### WORK TO BE COMPLETED
Count the lines in the entries that contain "will". Say the number and nothing more.

### DATA PROVIDED
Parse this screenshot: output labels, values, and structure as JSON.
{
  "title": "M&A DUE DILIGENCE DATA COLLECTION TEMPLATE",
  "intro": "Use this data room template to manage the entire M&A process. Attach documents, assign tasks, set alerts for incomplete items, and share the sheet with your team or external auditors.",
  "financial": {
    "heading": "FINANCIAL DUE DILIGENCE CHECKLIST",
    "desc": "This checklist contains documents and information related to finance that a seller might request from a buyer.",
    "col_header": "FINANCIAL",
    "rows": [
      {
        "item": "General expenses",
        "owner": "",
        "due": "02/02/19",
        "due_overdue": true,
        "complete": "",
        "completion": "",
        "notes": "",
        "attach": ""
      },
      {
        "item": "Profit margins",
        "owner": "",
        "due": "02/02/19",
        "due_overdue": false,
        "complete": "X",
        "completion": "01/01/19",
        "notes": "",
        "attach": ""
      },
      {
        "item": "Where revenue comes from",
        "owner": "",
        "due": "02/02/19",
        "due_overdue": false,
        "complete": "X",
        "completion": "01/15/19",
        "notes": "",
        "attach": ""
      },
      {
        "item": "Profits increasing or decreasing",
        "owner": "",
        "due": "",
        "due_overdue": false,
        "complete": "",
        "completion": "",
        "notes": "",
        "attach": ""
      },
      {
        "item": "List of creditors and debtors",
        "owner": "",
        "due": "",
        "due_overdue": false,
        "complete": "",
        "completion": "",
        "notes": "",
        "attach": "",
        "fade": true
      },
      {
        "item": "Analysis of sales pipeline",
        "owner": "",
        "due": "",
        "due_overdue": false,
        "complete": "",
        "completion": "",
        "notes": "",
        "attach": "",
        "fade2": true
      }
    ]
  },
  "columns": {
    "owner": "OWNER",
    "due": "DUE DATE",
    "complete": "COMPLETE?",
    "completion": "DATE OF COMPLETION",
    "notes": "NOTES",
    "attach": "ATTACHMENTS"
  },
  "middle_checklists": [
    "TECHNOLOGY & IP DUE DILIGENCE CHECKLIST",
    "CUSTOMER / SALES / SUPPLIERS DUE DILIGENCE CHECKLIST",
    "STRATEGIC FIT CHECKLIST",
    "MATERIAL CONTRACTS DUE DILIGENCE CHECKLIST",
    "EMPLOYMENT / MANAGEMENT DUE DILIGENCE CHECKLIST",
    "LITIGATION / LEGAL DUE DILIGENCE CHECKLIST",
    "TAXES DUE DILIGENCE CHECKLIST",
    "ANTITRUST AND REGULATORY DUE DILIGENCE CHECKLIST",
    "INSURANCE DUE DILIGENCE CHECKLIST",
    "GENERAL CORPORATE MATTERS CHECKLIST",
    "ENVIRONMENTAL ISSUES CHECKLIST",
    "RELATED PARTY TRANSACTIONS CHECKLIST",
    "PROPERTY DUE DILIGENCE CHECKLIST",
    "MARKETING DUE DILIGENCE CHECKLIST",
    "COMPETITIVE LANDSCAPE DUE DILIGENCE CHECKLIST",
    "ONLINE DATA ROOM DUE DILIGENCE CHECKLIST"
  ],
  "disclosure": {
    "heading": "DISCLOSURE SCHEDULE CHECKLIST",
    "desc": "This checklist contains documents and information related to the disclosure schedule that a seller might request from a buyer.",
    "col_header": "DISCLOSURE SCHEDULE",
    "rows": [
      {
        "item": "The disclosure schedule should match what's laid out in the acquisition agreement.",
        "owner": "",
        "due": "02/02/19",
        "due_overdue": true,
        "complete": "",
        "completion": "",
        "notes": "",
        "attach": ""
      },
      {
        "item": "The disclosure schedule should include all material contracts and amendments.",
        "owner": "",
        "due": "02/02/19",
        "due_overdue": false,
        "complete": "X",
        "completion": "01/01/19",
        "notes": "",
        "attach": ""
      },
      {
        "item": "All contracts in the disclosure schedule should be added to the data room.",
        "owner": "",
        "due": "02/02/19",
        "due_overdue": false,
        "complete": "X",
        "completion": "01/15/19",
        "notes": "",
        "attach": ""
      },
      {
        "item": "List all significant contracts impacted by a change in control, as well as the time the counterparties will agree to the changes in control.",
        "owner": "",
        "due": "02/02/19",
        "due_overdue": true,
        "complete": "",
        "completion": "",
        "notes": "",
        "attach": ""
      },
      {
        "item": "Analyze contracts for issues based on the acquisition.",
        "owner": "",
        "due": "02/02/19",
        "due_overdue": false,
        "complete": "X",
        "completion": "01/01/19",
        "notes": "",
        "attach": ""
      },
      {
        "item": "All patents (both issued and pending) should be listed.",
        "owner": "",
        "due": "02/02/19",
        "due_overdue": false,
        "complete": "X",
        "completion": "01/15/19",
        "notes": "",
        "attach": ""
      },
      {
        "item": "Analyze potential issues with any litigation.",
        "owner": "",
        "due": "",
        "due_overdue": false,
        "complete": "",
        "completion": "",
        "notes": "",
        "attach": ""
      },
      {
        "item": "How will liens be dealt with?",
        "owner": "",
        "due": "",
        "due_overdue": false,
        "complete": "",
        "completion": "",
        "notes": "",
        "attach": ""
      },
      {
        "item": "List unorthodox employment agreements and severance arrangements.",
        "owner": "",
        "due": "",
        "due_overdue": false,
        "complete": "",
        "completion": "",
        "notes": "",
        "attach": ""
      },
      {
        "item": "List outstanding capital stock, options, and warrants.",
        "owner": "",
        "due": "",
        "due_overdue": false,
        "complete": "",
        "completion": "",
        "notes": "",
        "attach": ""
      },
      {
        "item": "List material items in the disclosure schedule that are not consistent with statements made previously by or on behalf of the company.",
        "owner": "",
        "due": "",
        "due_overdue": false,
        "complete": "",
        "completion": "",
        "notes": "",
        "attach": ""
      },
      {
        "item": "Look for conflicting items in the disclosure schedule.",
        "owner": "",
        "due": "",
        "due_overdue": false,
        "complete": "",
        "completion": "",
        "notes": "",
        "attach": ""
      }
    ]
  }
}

### TASK RESPONSE
2